I know that France and Germany and many other European countries use age verification like x-rays, and I am keen to see that happen here as part of the tools in dealing with illegal immigration.
To that end, I welcome that Government reforms will bring the UK's age checking policy in line with those other countries, including through the use of X-rays, CT scans and MRI imaging.
A new Scientific Advisory Committee has been established to provide advice on ways of checking how old an asylum seeker is. The committee, which will comprise a range of expertise (including medical practitioners, academics, scientists and social workers), will look at a range of scientific methods for estimating age. This will also involve consideration of accuracy and reliability, as well as ethical and medical issues.
I do recognise that it is an important, difficult but complex problem to resolve. I have written to Ministers about this topic, including the Home Office regarding international aid and how this could be more closely aligned to inward migration levels and targeted at infrastructure development in countries such as Eritrea and Albania, to reduce the chances for vulnerable individuals to make the difficult journey to the UK, and will listen to forthcoming debates with a view that progress needs to be made, and the desire to make an informed contribution.
There is an obvious difference between organisations like the RNLI and people smugglers who exploit the most vulnerable people. Organisations and individuals who rescue those in distress in the sea will be able to continue to do so under and amendment within the Act to protect those who act to save lives at sea.

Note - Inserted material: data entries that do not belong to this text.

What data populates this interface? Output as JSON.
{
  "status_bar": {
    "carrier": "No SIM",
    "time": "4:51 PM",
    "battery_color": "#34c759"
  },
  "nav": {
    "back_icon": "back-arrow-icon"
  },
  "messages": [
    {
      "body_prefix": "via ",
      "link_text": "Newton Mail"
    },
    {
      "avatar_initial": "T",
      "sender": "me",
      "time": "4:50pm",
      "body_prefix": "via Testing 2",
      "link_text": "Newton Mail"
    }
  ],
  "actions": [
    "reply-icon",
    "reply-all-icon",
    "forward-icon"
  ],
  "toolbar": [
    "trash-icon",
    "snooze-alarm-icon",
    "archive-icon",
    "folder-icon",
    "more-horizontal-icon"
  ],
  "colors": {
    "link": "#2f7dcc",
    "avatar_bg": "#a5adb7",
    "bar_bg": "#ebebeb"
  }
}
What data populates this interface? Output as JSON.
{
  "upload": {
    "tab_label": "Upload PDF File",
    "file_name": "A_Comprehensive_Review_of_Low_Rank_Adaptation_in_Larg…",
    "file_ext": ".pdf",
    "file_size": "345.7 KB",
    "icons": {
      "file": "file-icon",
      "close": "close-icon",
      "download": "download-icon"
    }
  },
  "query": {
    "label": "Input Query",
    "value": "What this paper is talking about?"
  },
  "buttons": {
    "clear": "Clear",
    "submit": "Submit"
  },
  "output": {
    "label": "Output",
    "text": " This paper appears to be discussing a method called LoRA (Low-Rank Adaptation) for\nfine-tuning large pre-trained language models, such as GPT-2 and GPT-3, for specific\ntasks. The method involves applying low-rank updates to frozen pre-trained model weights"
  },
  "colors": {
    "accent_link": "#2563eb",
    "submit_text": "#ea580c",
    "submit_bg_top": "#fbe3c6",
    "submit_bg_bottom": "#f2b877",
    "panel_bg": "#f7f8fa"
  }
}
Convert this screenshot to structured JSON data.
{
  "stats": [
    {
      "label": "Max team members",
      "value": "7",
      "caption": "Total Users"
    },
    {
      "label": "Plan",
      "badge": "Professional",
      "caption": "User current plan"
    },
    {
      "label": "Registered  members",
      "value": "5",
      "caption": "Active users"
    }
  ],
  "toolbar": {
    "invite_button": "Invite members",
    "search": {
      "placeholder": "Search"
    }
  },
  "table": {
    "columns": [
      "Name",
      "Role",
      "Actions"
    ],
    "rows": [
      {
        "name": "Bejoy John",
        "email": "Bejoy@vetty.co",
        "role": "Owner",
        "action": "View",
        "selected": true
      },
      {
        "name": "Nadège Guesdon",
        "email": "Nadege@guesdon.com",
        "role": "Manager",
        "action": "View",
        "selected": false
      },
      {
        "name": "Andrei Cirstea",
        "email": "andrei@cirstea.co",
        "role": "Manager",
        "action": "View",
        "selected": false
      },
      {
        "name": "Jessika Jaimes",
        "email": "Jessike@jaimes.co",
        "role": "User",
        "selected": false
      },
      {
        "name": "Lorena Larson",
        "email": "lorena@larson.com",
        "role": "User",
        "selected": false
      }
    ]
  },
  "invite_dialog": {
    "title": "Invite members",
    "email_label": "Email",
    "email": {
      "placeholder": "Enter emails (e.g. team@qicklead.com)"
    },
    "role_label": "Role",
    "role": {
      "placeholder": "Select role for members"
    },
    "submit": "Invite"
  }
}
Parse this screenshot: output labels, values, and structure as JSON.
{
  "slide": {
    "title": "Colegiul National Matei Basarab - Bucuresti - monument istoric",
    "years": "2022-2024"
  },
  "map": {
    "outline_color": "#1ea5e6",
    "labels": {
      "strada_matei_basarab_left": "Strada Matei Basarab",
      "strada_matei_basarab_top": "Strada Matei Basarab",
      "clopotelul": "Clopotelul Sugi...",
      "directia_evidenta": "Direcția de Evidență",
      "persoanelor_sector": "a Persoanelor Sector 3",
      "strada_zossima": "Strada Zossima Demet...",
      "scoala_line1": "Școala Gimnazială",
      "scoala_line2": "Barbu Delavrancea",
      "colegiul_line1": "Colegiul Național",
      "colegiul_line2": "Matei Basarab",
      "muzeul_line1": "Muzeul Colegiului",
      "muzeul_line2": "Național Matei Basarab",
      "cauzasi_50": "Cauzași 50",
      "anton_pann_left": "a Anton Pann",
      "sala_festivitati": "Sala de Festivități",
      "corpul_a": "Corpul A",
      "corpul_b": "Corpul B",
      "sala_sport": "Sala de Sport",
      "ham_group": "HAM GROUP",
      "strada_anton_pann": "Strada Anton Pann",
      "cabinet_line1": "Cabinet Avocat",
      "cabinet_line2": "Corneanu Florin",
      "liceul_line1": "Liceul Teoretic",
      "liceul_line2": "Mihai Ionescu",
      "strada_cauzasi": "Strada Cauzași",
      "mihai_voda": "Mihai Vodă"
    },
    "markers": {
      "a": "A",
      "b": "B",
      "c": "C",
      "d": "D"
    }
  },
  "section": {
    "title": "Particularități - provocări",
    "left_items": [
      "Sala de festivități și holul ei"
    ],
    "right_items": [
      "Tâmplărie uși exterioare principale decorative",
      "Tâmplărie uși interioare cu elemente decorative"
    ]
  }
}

This has never been about Border Force or the RNLI escorting boats across the Channel. Once an unseaworthy small boat is in the sea, the priority is to save lives; this is something I agree with and will not apologise for. The Channel is one of the busiest shipping lanes in the world and those on board the small boats are not wearing suitable life jackets despite the rough waters. It is important not to forget that these people are desperate and will put their own lives and those of their children at risk rather than go back to France.
Nonetheless, I understand constituent concern regarding private entities and charities feeling the need to take on the responsibility to rescue those who cross the Channel. I therefore welcome the announcement that the military has taken operational command of responding to small boats in the Channel, in partnership with Border Force. This will be backed up by £50 million in new funding which will deliver new boats, aerial surveillance and expert military personnel. In doing so, it will bolster Border Force teams and their existing patrol vessels and provide a Wildcat helicopter.
Together this will significantly enhance law enforcement's ability to detect boats and thus reduce any reliance on other bodies.
Furthermore, the increased surveillance will mean better evidence can be gathered for criminal investigations, ensuring more people-smugglers who trade in these life-threatening journeys can be referred for prosecution and brought to justice.
These actions, both immediate and longer term reflects the Government’s urgency in stopping these crossings, saving lives and securing the UK border.
This is a complex and extremely challenging issue. The dangerous people smuggling gangs are risking lives and often threatening violence to those crossing, sometimes being pushed into modern slavery. It is therefore right that the Government is determined to prevent further loss of life in the Channel and break the business model of dangerous criminal people smugglers.
The surest way of saving lives at sea is to stop these crossings and I welcome any safe and legal effort by Border Force to achieve this.
I hope you can see from this response that the Government is taking firmer action to stop these crossings. I am encouraged by this work but will push the Government to continue to act fast to make this route unviable and to end the cruel and dangerous people-smuggling between France and the UK.